Turning my back on high school freshmen is a rookie mistake for a substitute teacher, but there was no way around it. The teacher’s computer made a habit of crashing every few minutes, and I had to enter in the attendence, somehow. Only the student computers, facing the wall, were available.
I took my chances.
It didn’t take long — everyone was here — yet I half-expected the room to be in shambles by the time I looked back at the students.
I’m the substitute. It’s school policy that students should treat me with grave disrespect and run along the floors and walls chaotically, making sure to trash the floor with candy wrappers and little bits of hole-punch residue, so as to ensure that I stay after school to clean up after them. Only through constant vigilance can I avoid this fate.
I looked back, and —- they were still working, both quietly and independently. A few had moved onto assignments from other classes, once they finished this period’s work.

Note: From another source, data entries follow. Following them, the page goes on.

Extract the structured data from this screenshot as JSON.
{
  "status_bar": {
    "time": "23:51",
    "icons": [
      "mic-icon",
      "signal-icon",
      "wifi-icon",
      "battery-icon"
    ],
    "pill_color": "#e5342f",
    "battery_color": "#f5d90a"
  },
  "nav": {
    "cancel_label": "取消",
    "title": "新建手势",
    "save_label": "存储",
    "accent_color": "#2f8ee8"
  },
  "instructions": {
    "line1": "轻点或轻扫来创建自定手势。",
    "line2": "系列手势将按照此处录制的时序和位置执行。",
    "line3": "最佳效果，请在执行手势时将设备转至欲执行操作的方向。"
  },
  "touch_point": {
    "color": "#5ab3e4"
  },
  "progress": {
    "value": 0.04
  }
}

I shouldn’t have been surprised. This is what happens with a GATE class of 18 students, even if they are freshmen.
Imagine what would happen if their teacher were here. More than that, imagine if every classroom in the district, state and nation had no more than, say, 18 or 20 kids in the classroom at any one time. Some learning might get done, then.
Not that this is a new sentiment, but it is mine.